● THE PROBLEM:
When a line below contains the string "Tuyết", show that line.

[[ DATA FOR THE TASK, beginning ]]

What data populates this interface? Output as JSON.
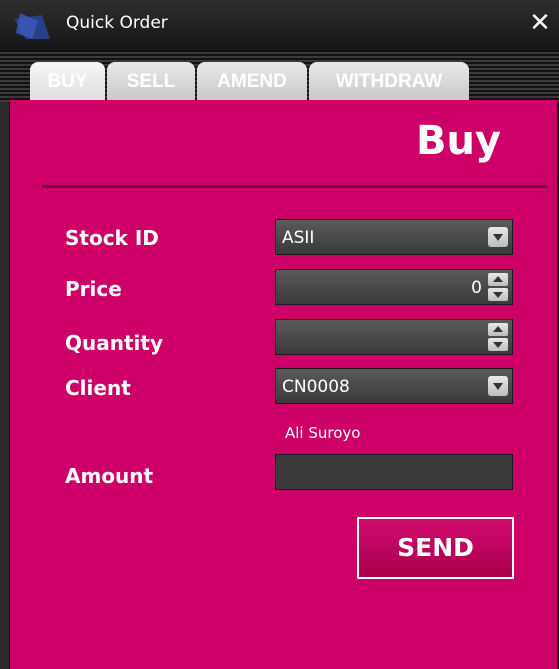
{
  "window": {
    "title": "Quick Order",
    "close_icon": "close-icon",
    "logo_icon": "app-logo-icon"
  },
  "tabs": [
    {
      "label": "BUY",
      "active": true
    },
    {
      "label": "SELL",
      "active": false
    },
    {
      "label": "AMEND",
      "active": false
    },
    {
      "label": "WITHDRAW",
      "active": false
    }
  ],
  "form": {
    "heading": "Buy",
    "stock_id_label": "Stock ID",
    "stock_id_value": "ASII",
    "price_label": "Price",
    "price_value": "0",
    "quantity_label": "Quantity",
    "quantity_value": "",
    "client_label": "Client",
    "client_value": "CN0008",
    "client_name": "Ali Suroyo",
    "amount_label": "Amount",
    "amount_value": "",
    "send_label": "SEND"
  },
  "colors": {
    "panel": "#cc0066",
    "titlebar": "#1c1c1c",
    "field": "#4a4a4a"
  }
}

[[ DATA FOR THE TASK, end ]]
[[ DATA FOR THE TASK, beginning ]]

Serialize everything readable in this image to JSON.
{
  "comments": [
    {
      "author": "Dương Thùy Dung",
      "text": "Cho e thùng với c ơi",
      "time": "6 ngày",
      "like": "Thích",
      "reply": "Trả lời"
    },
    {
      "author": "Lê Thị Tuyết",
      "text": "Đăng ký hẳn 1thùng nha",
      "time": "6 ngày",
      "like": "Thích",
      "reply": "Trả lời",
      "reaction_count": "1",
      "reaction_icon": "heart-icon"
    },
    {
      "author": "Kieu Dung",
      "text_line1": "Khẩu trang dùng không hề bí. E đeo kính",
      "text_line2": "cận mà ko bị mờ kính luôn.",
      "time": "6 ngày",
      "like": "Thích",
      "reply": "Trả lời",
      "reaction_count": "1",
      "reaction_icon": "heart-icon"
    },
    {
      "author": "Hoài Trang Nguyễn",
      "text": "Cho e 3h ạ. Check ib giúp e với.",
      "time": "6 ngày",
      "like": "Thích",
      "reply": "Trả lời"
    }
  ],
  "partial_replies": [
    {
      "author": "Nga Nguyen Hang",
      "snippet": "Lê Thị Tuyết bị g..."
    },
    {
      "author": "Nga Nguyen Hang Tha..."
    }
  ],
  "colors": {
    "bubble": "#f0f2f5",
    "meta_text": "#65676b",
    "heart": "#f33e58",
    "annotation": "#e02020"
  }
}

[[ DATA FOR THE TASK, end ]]

● TASK RESPONSE:
      "author": "Lê Thị Tuyết",
      "snippet": "Lê Thị Tuyết bị g..."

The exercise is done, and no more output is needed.